The obvious answer to what a graduated cylinder measures is of course the volume of liquids. A Class B graduated cylinder such as the one shown in the video is guaranteed to be accurate to 1%. This is good enough for most applications in the home or at work although not quite good enough for analytical chemistry methods.

Another use is to measure the amount of water displaced by objects. From this, one can deduce the volume of the object which can be particularly difficult if it is irregularly shaped. By knowing both the volume displaced by an object & its weight, you can calculate its density.

Aside from being an interesting exercise in itself, it was one of the earliest methods used to confirm whether metals for example are pure or adulterated. One such use is determining whether some is pure gold which was important for knowing whether official coinage was counterfeit or not.
 


 
The recommendations below 
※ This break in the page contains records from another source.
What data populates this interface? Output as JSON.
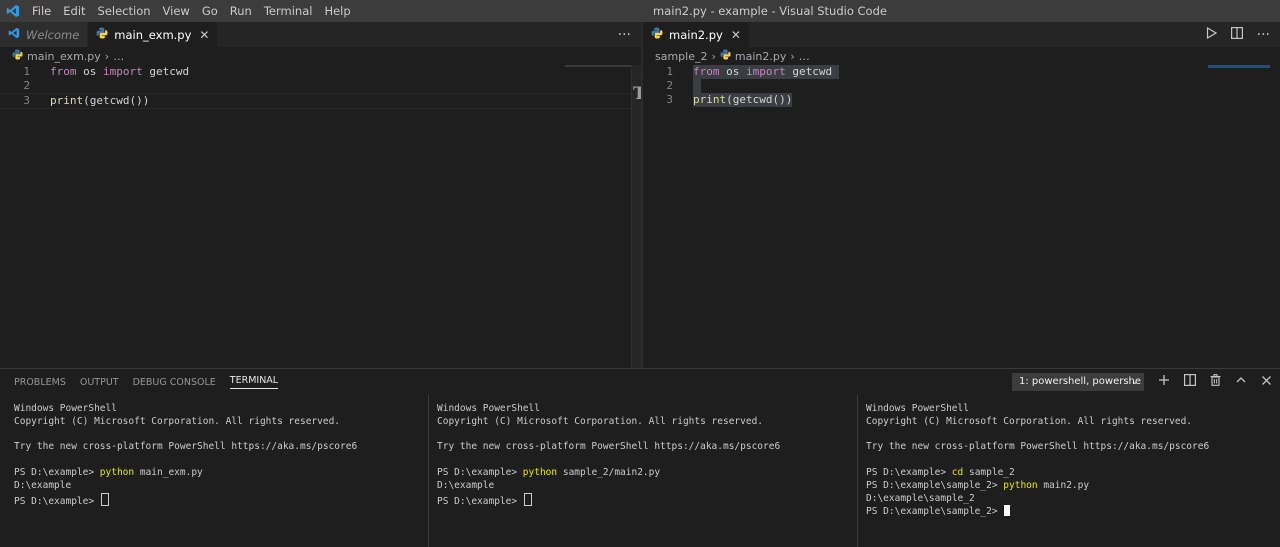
{
  "window": {
    "title": "main2.py - example - Visual Studio Code",
    "menu": [
      "File",
      "Edit",
      "Selection",
      "View",
      "Go",
      "Run",
      "Terminal",
      "Help"
    ]
  },
  "left_group": {
    "tabs": [
      {
        "label": "Welcome",
        "active": false
      },
      {
        "label": "main_exm.py",
        "active": true
      }
    ],
    "more": "···",
    "breadcrumb": {
      "file": "main_exm.py",
      "rest": "…"
    },
    "lines": [
      {
        "n": "1",
        "kw1": "from",
        "mod": " os ",
        "kw2": "import",
        "name": " getcwd"
      },
      {
        "n": "2"
      },
      {
        "n": "3",
        "fn": "print",
        "args": "(getcwd())"
      }
    ]
  },
  "right_group": {
    "tabs": [
      {
        "label": "main2.py",
        "active": true
      }
    ],
    "breadcrumb": {
      "folder": "sample_2",
      "sep": "›",
      "file": "main2.py",
      "rest": "…"
    },
    "lines": [
      {
        "n": "1",
        "kw1": "from",
        "mod": " os ",
        "kw2": "import",
        "name": " getcwd "
      },
      {
        "n": "2"
      },
      {
        "n": "3",
        "fn": "print",
        "args": "(getcwd())"
      }
    ]
  },
  "panel": {
    "tabs": [
      "PROBLEMS",
      "OUTPUT",
      "DEBUG CONSOLE",
      "TERMINAL"
    ],
    "active_tab": "TERMINAL",
    "terminal_select": "1: powershell, powershe"
  },
  "terminals": [
    {
      "header": [
        "Windows PowerShell",
        "Copyright (C) Microsoft Corporation. All rights reserved.",
        "",
        "Try the new cross-platform PowerShell https://aka.ms/pscore6",
        ""
      ],
      "p1": "PS D:\\example> ",
      "c1": "python",
      "a1": " main_exm.py",
      "out1": "D:\\example",
      "p2": "PS D:\\example> "
    },
    {
      "header": [
        "Windows PowerShell",
        "Copyright (C) Microsoft Corporation. All rights reserved.",
        "",
        "Try the new cross-platform PowerShell https://aka.ms/pscore6",
        ""
      ],
      "p1": "PS D:\\example> ",
      "c1": "python",
      "a1": " sample_2/main2.py",
      "out1": "D:\\example",
      "p2": "PS D:\\example> "
    },
    {
      "header": [
        "Windows PowerShell",
        "Copyright (C) Microsoft Corporation. All rights reserved.",
        "",
        "Try the new cross-platform PowerShell https://aka.ms/pscore6",
        ""
      ],
      "p1": "PS D:\\example> ",
      "c1": "cd",
      "a1": " sample_2",
      "p2": "PS D:\\example\\sample_2> ",
      "c2": "python",
      "a2": " main2.py",
      "out1": "D:\\example\\sample_2",
      "p3": "PS D:\\example\\sample_2> "
    }
  ],
  "colors": {
    "accent": "#007acc",
    "keyword": "#c586c0",
    "function": "#dcdcaa",
    "terminal_cmd": "#e5e510"
  }
}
If you think the object is 5ml (cc) or less, use a 10 ml graduated cylinder to confirm your assumption.
If you think the object is 12.5ml (cc) or less, use a 25 ml graduated cylinder to confirm your assumption.
If you think the object is 25ml (cc) or less, use a 50 ml graduated cylinder to confirm your assumption.
If you think the object is 50ml (cc) or less, use a 100 ml graduated cylinder to confirm your assumption.
If you think the object is 125ml (cc) or less, use a 250 ml graduated cylinder to confirm your assumption.
If you think the object is 250ml (cc) or less, use a 500 ml graduated cylinder to confirm your assumption.
If you think the object is 500ml (cc) or less, use a 1000 ml graduated cylinder to confirm your assumption.